(Entries from a dataset of interfaces)
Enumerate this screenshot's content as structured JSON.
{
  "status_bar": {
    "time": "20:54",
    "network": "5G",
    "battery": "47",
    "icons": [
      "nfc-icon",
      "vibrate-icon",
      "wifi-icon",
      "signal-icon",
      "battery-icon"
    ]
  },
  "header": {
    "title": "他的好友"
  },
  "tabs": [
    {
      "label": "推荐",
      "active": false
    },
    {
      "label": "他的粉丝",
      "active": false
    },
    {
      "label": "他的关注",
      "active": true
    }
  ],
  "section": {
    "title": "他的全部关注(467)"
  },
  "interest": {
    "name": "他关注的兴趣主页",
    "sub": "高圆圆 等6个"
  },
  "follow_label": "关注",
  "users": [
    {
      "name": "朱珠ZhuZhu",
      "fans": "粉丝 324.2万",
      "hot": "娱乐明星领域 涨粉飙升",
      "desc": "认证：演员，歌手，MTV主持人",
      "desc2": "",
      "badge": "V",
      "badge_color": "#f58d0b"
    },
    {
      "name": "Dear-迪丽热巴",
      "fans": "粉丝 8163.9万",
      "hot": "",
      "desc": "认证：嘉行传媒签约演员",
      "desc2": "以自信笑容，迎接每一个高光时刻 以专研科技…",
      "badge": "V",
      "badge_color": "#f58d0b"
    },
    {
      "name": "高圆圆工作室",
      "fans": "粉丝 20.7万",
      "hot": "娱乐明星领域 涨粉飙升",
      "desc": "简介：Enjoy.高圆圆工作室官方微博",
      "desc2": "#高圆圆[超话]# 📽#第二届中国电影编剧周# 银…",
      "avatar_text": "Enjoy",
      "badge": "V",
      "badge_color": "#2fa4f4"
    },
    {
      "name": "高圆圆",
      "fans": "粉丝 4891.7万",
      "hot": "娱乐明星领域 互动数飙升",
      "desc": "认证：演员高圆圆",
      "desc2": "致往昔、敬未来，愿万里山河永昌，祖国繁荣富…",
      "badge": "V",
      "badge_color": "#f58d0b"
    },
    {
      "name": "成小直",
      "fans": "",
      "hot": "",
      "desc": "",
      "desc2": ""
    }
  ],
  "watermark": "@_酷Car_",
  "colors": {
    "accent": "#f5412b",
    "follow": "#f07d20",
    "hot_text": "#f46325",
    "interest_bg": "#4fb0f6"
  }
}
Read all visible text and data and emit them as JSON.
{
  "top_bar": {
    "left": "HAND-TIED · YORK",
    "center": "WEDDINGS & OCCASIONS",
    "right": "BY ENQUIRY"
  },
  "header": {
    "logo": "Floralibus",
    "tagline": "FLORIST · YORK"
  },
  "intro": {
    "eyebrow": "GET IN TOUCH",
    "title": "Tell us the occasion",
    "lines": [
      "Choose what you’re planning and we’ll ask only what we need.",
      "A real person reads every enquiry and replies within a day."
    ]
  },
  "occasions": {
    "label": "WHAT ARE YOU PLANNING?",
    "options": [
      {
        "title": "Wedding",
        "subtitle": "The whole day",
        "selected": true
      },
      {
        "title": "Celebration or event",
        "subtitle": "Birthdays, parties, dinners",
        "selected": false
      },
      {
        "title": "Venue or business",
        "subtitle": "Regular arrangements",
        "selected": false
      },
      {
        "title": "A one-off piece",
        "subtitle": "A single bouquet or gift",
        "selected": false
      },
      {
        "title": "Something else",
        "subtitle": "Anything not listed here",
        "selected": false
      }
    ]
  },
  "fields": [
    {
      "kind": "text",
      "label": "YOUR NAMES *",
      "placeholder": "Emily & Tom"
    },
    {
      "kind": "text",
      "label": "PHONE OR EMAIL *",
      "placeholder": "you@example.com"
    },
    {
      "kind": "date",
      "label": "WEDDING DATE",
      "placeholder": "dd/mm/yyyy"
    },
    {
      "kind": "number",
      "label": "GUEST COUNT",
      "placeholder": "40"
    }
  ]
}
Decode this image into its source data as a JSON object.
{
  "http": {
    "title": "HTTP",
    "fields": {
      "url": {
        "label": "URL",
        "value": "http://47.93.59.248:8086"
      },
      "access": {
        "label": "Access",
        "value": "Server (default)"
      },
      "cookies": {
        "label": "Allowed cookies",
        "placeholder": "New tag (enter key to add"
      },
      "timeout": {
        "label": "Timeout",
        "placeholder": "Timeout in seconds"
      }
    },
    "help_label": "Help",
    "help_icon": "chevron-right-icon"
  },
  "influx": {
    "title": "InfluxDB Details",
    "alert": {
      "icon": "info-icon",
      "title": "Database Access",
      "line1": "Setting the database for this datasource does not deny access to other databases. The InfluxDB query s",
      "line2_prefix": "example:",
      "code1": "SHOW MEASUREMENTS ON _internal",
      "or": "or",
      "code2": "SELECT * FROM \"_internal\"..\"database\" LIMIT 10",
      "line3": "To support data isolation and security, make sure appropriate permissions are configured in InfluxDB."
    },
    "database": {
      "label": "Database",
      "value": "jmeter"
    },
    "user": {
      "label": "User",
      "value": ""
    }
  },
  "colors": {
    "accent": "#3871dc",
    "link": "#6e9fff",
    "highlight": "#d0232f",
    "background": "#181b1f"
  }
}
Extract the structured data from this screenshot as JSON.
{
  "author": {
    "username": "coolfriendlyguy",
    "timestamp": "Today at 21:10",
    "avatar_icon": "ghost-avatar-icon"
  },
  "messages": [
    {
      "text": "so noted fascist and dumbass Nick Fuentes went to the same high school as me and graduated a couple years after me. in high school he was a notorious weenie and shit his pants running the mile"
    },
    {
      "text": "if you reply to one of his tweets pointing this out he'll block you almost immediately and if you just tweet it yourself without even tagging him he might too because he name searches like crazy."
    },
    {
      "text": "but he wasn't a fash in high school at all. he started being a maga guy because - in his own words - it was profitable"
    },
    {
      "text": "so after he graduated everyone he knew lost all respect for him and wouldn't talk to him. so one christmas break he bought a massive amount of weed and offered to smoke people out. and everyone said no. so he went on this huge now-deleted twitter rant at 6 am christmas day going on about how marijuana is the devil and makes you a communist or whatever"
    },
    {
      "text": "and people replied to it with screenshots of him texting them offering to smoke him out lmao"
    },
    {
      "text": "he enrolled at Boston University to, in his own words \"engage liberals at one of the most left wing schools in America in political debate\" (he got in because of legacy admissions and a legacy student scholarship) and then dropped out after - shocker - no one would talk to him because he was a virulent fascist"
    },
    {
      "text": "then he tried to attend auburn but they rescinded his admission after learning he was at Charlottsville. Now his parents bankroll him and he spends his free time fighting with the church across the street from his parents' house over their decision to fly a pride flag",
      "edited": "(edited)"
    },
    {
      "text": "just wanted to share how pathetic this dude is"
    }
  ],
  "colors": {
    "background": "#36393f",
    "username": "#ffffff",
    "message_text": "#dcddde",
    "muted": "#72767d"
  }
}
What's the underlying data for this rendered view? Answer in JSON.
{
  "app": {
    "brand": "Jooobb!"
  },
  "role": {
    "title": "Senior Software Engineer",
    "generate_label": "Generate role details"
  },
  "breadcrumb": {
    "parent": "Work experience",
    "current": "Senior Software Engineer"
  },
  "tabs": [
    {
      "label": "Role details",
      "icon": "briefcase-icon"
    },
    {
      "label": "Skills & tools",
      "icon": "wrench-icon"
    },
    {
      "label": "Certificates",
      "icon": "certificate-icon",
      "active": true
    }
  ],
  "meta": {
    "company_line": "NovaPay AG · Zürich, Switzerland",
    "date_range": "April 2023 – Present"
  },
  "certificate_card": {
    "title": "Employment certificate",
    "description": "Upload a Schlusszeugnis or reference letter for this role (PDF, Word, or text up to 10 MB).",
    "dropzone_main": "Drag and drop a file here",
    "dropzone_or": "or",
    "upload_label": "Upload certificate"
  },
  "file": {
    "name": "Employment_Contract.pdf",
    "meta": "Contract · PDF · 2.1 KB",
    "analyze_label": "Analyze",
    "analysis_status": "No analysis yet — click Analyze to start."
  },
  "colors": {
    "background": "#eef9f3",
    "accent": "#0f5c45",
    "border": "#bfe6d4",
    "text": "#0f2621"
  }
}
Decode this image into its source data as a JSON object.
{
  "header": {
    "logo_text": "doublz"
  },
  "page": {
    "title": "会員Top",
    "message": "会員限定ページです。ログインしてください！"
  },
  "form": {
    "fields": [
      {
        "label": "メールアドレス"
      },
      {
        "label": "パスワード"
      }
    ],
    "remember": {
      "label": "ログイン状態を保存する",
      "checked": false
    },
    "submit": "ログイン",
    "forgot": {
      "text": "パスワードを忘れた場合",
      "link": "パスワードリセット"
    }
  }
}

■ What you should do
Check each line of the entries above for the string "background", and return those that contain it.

■ Answer section
    "background": "#181b1f"
    "background": "#36393f",
    "background": "#eef9f3",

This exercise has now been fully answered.